START Material to process

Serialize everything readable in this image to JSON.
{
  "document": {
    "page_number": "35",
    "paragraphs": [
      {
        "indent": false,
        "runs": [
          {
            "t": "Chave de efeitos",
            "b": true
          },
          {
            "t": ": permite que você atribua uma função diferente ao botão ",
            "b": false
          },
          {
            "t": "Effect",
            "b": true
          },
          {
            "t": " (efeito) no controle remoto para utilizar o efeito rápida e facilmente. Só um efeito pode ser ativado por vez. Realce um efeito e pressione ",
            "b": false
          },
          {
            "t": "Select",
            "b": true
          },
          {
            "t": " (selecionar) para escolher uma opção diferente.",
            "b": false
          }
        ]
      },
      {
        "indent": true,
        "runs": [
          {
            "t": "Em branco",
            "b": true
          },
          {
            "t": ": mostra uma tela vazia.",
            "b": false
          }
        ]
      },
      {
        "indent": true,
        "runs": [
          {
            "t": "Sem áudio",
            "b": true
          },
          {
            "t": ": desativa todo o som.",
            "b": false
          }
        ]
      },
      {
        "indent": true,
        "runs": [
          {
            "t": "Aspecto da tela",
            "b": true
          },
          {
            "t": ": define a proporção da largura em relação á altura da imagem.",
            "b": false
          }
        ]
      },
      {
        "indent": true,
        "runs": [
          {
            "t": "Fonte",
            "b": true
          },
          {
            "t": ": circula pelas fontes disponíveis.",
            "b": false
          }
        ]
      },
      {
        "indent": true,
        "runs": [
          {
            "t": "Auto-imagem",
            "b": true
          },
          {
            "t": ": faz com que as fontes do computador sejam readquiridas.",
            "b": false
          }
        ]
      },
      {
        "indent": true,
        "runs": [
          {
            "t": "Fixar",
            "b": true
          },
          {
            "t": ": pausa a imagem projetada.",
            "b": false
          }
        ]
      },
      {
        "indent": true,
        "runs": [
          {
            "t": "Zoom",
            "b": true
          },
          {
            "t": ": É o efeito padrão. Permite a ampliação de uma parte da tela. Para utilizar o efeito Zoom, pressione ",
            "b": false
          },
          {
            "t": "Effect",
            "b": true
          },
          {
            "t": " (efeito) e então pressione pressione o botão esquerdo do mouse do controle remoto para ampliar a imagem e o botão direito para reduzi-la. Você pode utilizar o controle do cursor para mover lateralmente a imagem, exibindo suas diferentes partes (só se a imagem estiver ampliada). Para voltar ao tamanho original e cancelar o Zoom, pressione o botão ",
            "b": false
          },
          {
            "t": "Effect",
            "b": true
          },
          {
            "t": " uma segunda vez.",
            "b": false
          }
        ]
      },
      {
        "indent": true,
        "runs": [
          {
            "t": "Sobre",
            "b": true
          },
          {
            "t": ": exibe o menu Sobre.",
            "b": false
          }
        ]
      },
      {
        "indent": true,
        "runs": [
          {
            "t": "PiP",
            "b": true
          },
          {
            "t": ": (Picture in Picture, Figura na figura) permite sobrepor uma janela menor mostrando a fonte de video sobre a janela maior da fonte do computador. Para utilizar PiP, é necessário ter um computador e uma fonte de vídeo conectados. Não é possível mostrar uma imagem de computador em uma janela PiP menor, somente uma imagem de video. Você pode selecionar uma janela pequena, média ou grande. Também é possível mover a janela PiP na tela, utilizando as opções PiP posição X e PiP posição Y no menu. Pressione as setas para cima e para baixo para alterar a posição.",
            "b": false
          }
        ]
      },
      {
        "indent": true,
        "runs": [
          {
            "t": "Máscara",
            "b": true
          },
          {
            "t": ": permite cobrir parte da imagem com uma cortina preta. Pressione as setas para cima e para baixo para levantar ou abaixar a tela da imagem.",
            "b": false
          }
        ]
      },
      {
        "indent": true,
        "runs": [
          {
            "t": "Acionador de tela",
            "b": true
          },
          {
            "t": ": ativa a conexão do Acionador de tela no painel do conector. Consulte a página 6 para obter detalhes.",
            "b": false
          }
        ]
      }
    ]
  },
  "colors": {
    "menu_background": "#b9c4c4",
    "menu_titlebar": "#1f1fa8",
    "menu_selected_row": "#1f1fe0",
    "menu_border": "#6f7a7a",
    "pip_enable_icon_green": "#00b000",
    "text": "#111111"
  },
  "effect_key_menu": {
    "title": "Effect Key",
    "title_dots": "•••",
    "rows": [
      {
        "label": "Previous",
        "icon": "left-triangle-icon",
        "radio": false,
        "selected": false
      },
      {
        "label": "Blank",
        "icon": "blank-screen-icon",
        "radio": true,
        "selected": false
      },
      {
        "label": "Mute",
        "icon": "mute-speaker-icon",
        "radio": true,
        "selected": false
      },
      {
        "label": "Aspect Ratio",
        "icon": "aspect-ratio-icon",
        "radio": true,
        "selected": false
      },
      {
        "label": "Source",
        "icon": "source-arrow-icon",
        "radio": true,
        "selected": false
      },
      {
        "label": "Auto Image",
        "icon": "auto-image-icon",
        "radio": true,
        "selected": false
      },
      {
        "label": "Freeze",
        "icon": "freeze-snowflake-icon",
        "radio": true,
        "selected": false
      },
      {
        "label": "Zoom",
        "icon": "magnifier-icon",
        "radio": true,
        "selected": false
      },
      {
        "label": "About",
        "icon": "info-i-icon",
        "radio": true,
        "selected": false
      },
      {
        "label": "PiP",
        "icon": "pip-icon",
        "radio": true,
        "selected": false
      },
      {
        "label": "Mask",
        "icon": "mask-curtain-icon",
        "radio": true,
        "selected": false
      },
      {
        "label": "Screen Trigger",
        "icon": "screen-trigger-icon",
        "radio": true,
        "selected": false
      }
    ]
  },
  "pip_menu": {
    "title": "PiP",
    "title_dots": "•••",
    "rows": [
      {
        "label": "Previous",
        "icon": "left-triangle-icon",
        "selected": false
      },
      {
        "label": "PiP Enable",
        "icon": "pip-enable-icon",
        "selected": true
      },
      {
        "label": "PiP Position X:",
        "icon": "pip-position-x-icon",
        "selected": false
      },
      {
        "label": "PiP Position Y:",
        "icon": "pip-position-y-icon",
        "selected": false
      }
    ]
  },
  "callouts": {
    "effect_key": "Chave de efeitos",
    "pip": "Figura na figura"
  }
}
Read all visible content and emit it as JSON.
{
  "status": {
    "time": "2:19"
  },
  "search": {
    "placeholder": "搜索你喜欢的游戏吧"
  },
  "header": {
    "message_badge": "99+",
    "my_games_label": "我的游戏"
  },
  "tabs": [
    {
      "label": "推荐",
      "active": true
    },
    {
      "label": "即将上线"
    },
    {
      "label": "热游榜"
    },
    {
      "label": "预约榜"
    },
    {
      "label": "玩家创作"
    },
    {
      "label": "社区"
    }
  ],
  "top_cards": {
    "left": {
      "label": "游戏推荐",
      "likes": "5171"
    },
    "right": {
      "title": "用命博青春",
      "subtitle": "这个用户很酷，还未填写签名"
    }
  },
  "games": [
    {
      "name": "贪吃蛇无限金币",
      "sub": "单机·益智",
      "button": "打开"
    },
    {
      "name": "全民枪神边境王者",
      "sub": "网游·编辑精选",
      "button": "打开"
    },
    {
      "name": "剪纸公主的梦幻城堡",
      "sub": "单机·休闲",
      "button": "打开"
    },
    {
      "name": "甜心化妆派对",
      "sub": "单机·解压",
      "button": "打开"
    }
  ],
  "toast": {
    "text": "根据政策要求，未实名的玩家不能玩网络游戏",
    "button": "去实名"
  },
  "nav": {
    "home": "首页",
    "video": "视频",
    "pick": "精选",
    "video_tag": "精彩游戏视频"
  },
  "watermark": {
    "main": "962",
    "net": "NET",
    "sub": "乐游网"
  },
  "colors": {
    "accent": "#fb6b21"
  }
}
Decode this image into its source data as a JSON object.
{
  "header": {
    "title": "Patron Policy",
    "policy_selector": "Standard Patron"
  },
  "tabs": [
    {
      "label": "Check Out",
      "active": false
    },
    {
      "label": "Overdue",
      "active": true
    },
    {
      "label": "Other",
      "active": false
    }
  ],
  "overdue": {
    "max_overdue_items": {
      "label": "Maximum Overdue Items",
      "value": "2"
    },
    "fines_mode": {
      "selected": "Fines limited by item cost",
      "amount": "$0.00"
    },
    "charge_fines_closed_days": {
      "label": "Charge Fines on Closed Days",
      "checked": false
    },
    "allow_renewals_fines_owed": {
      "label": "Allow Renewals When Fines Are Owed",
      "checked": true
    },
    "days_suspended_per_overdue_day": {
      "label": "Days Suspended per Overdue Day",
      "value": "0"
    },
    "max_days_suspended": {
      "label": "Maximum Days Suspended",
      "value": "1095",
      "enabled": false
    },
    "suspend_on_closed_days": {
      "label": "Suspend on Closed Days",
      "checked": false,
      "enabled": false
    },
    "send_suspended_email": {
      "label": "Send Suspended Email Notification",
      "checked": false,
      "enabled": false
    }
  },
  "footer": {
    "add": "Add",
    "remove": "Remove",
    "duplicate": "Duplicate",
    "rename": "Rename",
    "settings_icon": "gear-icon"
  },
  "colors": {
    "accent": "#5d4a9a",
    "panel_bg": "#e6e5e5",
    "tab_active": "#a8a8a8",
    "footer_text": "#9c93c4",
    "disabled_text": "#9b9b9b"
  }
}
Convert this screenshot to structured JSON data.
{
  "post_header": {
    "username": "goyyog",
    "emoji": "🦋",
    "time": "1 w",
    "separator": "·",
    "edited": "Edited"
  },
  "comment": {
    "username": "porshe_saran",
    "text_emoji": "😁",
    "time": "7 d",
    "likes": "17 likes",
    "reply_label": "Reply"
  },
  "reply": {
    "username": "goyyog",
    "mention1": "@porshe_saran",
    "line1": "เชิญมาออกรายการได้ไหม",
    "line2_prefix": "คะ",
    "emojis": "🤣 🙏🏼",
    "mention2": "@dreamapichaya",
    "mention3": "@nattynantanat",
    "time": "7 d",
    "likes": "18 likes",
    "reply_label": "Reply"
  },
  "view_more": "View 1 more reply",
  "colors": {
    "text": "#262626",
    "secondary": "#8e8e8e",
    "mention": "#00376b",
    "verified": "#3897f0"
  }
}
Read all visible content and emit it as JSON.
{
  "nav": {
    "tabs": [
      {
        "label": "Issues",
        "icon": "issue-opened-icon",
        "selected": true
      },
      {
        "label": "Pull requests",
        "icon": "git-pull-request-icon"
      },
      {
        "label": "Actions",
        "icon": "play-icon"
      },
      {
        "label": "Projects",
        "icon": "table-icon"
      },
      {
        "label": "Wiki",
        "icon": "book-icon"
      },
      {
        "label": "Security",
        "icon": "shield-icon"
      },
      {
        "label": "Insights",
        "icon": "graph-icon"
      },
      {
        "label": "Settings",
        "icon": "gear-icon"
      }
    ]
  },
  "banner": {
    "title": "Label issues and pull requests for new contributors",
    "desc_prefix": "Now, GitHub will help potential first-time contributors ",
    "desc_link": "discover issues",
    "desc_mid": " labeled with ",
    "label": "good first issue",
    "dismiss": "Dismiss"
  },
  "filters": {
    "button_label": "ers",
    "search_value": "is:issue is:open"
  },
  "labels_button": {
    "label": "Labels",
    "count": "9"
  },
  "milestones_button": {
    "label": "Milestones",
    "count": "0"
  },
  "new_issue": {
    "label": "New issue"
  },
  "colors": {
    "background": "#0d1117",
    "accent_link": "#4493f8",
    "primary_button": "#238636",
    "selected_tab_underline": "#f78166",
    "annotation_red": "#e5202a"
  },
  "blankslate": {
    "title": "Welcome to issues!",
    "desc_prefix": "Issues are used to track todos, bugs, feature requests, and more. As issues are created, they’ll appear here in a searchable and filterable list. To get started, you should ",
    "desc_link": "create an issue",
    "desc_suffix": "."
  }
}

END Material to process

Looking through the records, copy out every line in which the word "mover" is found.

            "t": " (efeito) e então pressione pressione o botão esquerdo do mouse do controle remoto para ampliar a imagem e o botão direito para reduzi-la. Você pode utilizar o controle do cursor para mover lateralmente a imagem, exibindo suas diferentes partes (só se a imagem estiver ampliada). Para voltar ao tamanho original e cancelar o Zoom, pressione o botão ",
            "t": ": (Picture in Picture, Figura na figura) permite sobrepor uma janela menor mostrando a fonte de video sobre a janela maior da fonte do computador. Para utilizar PiP, é necessário ter um computador e uma fonte de vídeo conectados. Não é possível mostrar uma imagem de computador em uma janela PiP menor, somente uma imagem de video. Você pode selecionar uma janela pequena, média ou grande. Também é possível mover a janela PiP na tela, utilizando as opções PiP posição X e PiP posição Y no menu. Pressione as setas para cima e para baixo para alterar a posição.",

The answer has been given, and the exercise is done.